◆ **What the task requires**: When the word "label" shows up in a line of the data below, copy that whole line.
*** Dataset extract
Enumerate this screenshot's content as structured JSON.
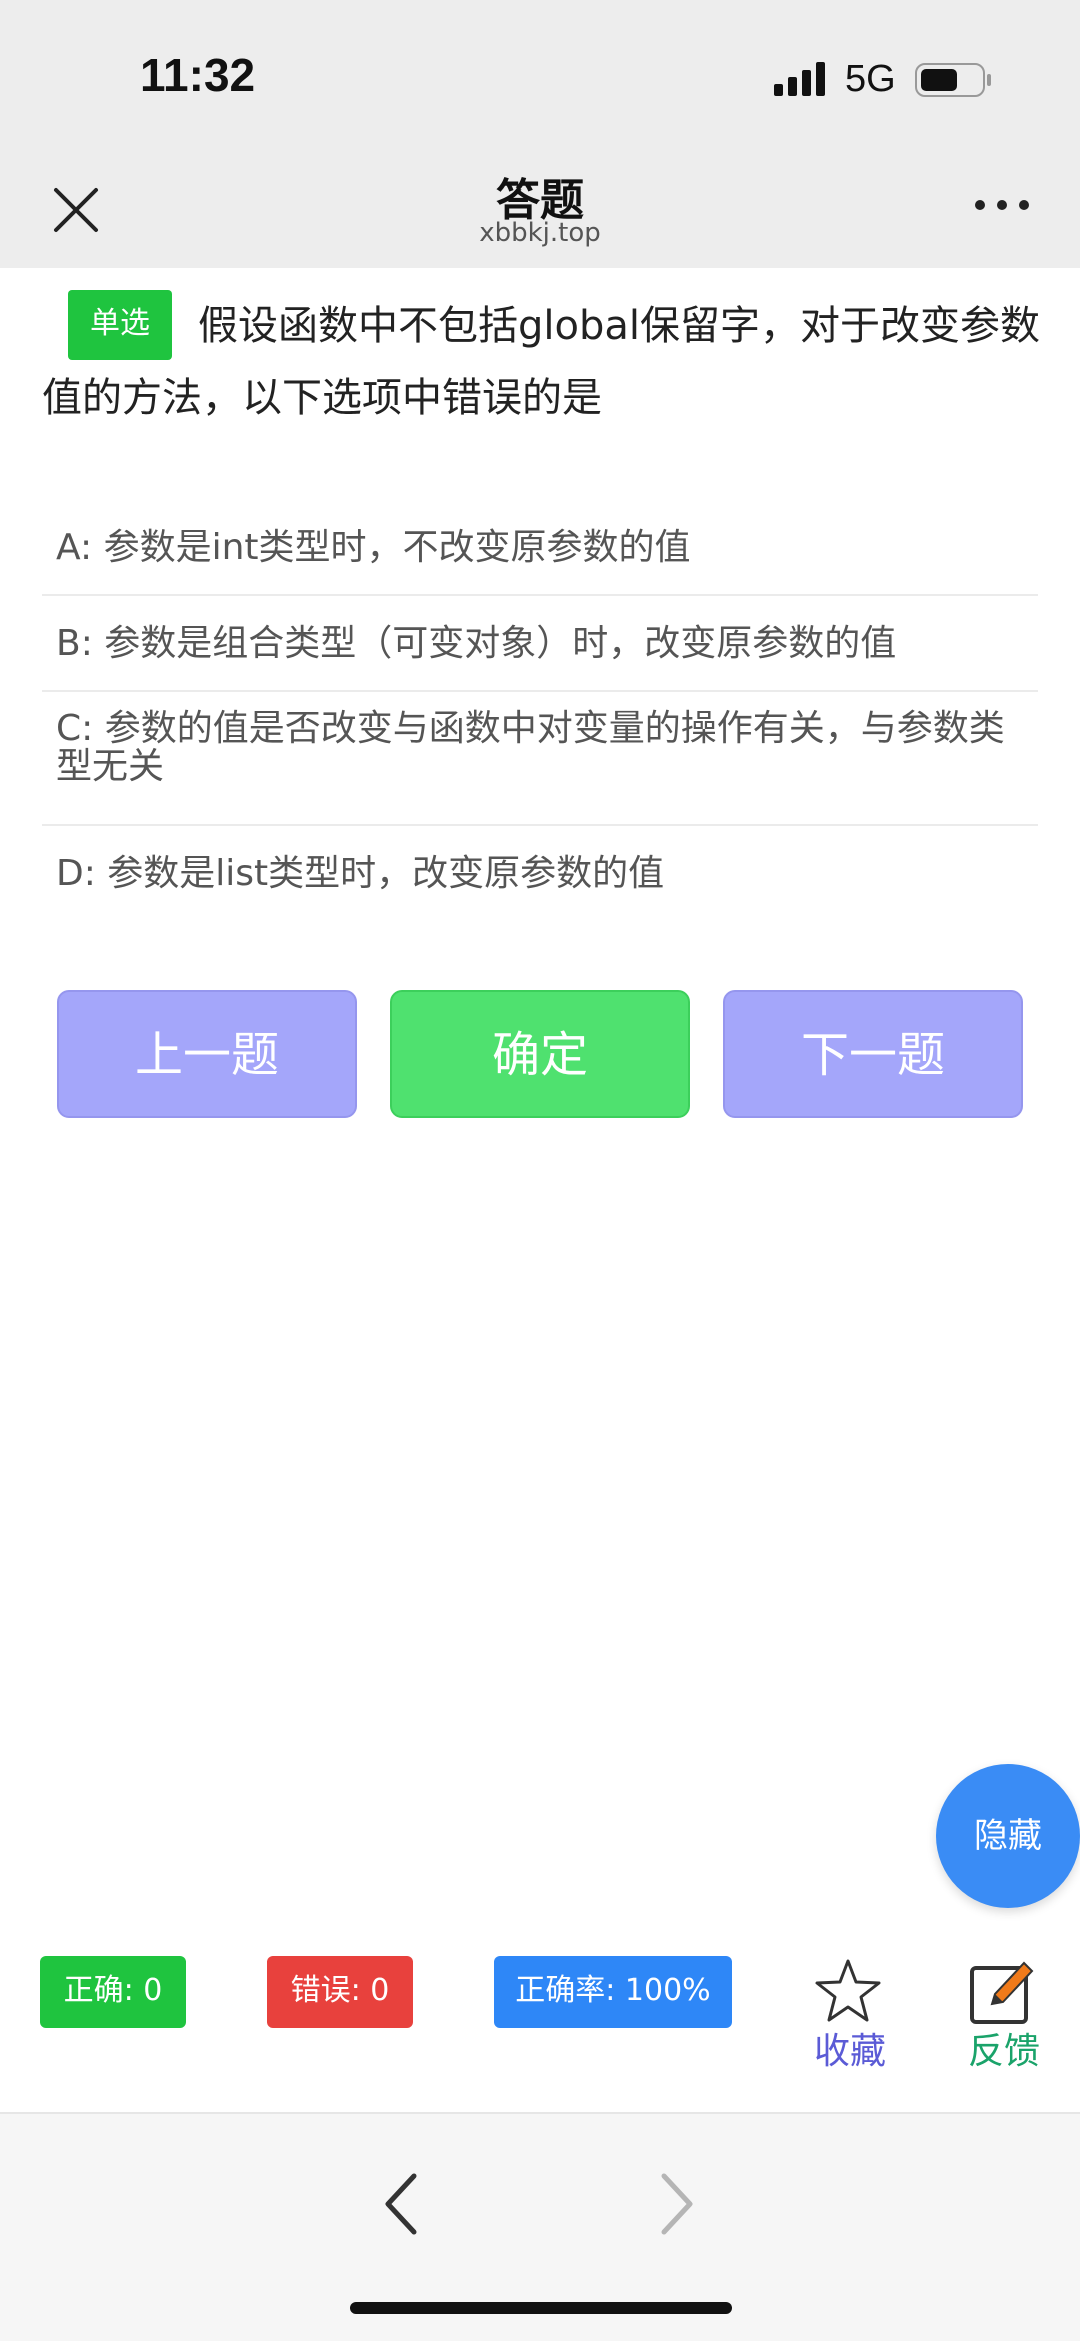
{
  "status_bar": {
    "time": "11:32",
    "network": "5G"
  },
  "header": {
    "title": "答题",
    "domain": "xbbkj.top"
  },
  "question": {
    "type_badge": "单选",
    "text": "假设函数中不包括global保留字，对于改变参数值的方法，以下选项中错误的是",
    "options": [
      {
        "label": "A: 参数是int类型时，不改变原参数的值"
      },
      {
        "label": "B: 参数是组合类型（可变对象）时，改变原参数的值"
      },
      {
        "label": "C: 参数的值是否改变与函数中对变量的操作有关，与参数类型无关"
      },
      {
        "label": "D: 参数是list类型时，改变原参数的值"
      }
    ]
  },
  "actions": {
    "prev": "上一题",
    "confirm": "确定",
    "next": "下一题"
  },
  "floating": {
    "hide": "隐藏"
  },
  "stats": {
    "correct": "正确: 0",
    "wrong": "错误: 0",
    "rate": "正确率: 100%"
  },
  "toolbar": {
    "favorite": "收藏",
    "feedback": "反馈"
  },
  "icons": {
    "close": "close-icon",
    "more": "more-icon",
    "star": "star-icon",
    "edit": "edit-icon",
    "back": "chevron-left-icon",
    "forward": "chevron-right-icon"
  },
  "colors": {
    "badge_green": "#1fc43f",
    "confirm_green": "#4fe16f",
    "nav_button": "#a4a6fa",
    "wrong_red": "#e8413d",
    "rate_blue": "#2e87f7",
    "hide_blue": "#3a8cf5"
  }
}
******
◆ **Solution for this problem**:
        "label": "A: 参数是int类型时，不改变原参数的值"
        "label": "B: 参数是组合类型（可变对象）时，改变原参数的值"
        "label": "C: 参数的值是否改变与函数中对变量的操作有关，与参数类型无关"
        "label": "D: 参数是list类型时，改变原参数的值"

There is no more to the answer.